• WORK TO COMPLETE: Each entry below is to be given again word for word, with no pictures.

- Opening Delimiter -

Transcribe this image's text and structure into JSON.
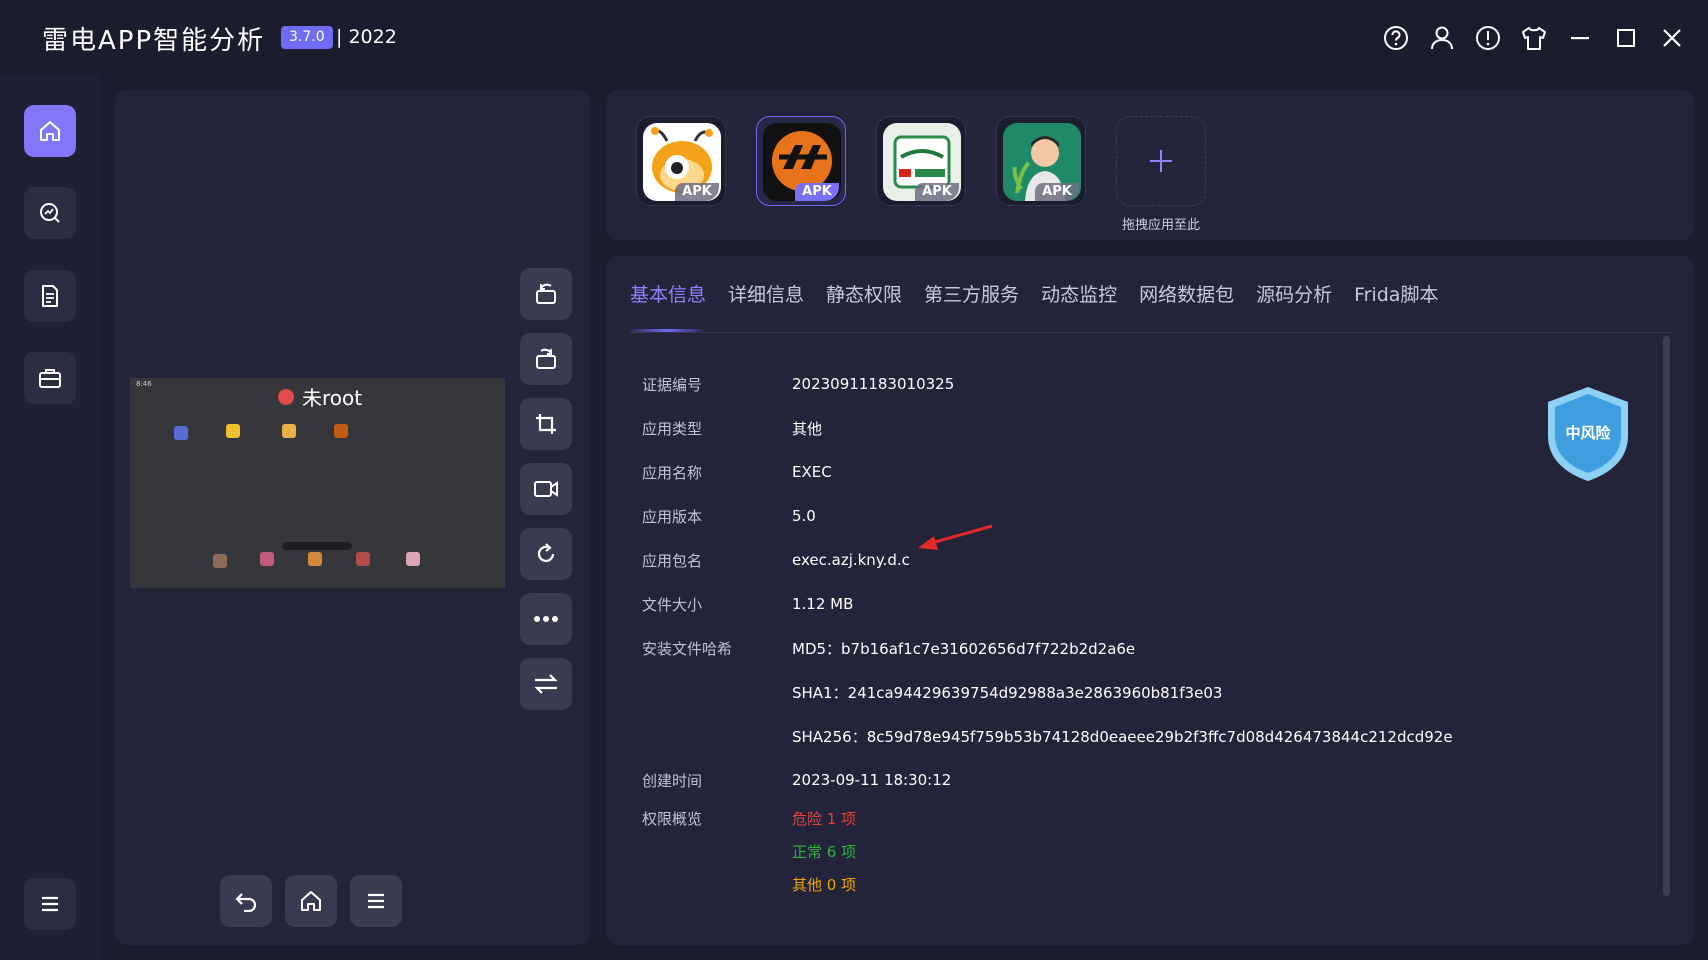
{
  "titlebar": {
    "app_name": "雷电APP智能分析",
    "version": "3.7.0",
    "year": "| 2022",
    "icons": [
      "help-icon",
      "user-icon",
      "alert-icon",
      "shirt-icon",
      "minimize-icon",
      "maximize-icon",
      "close-icon"
    ]
  },
  "sidebar": {
    "items": [
      "home-icon",
      "analytics-icon",
      "document-icon",
      "toolbox-icon"
    ],
    "menu_icon": "menu-icon"
  },
  "device": {
    "root_status": "未root",
    "status_time": "8:46",
    "tools": [
      "rotate-left-icon",
      "rotate-right-icon",
      "crop-icon",
      "record-icon",
      "refresh-icon",
      "more-icon",
      "swap-icon"
    ],
    "nav": [
      "back-icon",
      "home-icon",
      "menu-icon"
    ]
  },
  "apps": {
    "items": [
      {
        "tag": "APK",
        "icon": "ant-mascot-icon"
      },
      {
        "tag": "APK",
        "icon": "exec-logo-icon"
      },
      {
        "tag": "APK",
        "icon": "nutrient-expert-maize-icon"
      },
      {
        "tag": "APK",
        "icon": "man-with-plant-icon"
      }
    ],
    "add_label": "拖拽应用至此"
  },
  "tabs": [
    "基本信息",
    "详细信息",
    "静态权限",
    "第三方服务",
    "动态监控",
    "网络数据包",
    "源码分析",
    "Frida脚本"
  ],
  "info": {
    "cert_label": "证据编号",
    "cert_value": "20230911183010325",
    "type_label": "应用类型",
    "type_value": "其他",
    "name_label": "应用名称",
    "name_value": "EXEC",
    "version_label": "应用版本",
    "version_value": "5.0",
    "package_label": "应用包名",
    "package_value": "exec.azj.kny.d.c",
    "size_label": "文件大小",
    "size_value": "1.12 MB",
    "hash_label": "安装文件哈希",
    "md5": "MD5：b7b16af1c7e31602656d7f722b2d2a6e",
    "sha1": "SHA1：241ca94429639754d92988a3e2863960b81f3e03",
    "sha256": "SHA256：8c59d78e945f759b53b74128d0eaeee29b2f3ffc7d08d426473844c212dcd92e",
    "created_label": "创建时间",
    "created_value": "2023-09-11 18:30:12",
    "perm_label": "权限概览",
    "perm_danger": "危险 1 项",
    "perm_normal": "正常 6 项",
    "perm_other": "其他 0 项"
  },
  "risk": {
    "label": "中风险"
  },
  "colors": {
    "accent": "#6f6bf5",
    "danger": "#e8423f",
    "normal": "#2fb344",
    "other": "#f2a500",
    "shield": "#4aa3e6"
  }
}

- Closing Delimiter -

• SOLUTION:
Transcribe this image's text and structure into JSON.
{
  "titlebar": {
    "app_name": "雷电APP智能分析",
    "version": "3.7.0",
    "year": "| 2022",
    "icons": [
      "help-icon",
      "user-icon",
      "alert-icon",
      "shirt-icon",
      "minimize-icon",
      "maximize-icon",
      "close-icon"
    ]
  },
  "sidebar": {
    "items": [
      "home-icon",
      "analytics-icon",
      "document-icon",
      "toolbox-icon"
    ],
    "menu_icon": "menu-icon"
  },
  "device": {
    "root_status": "未root",
    "status_time": "8:46",
    "tools": [
      "rotate-left-icon",
      "rotate-right-icon",
      "crop-icon",
      "record-icon",
      "refresh-icon",
      "more-icon",
      "swap-icon"
    ],
    "nav": [
      "back-icon",
      "home-icon",
      "menu-icon"
    ]
  },
  "apps": {
    "items": [
      {
        "tag": "APK",
        "icon": "ant-mascot-icon"
      },
      {
        "tag": "APK",
        "icon": "exec-logo-icon"
      },
      {
        "tag": "APK",
        "icon": "nutrient-expert-maize-icon"
      },
      {
        "tag": "APK",
        "icon": "man-with-plant-icon"
      }
    ],
    "add_label": "拖拽应用至此"
  },
  "tabs": [
    "基本信息",
    "详细信息",
    "静态权限",
    "第三方服务",
    "动态监控",
    "网络数据包",
    "源码分析",
    "Frida脚本"
  ],
  "info": {
    "cert_label": "证据编号",
    "cert_value": "20230911183010325",
    "type_label": "应用类型",
    "type_value": "其他",
    "name_label": "应用名称",
    "name_value": "EXEC",
    "version_label": "应用版本",
    "version_value": "5.0",
    "package_label": "应用包名",
    "package_value": "exec.azj.kny.d.c",
    "size_label": "文件大小",
    "size_value": "1.12 MB",
    "hash_label": "安装文件哈希",
    "md5": "MD5：b7b16af1c7e31602656d7f722b2d2a6e",
    "sha1": "SHA1：241ca94429639754d92988a3e2863960b81f3e03",
    "sha256": "SHA256：8c59d78e945f759b53b74128d0eaeee29b2f3ffc7d08d426473844c212dcd92e",
    "created_label": "创建时间",
    "created_value": "2023-09-11 18:30:12",
    "perm_label": "权限概览",
    "perm_danger": "危险 1 项",
    "perm_normal": "正常 6 项",
    "perm_other": "其他 0 项"
  },
  "risk": {
    "label": "中风险"
  },
  "colors": {
    "accent": "#6f6bf5",
    "danger": "#e8423f",
    "normal": "#2fb344",
    "other": "#f2a500",
    "shield": "#4aa3e6"
  }
}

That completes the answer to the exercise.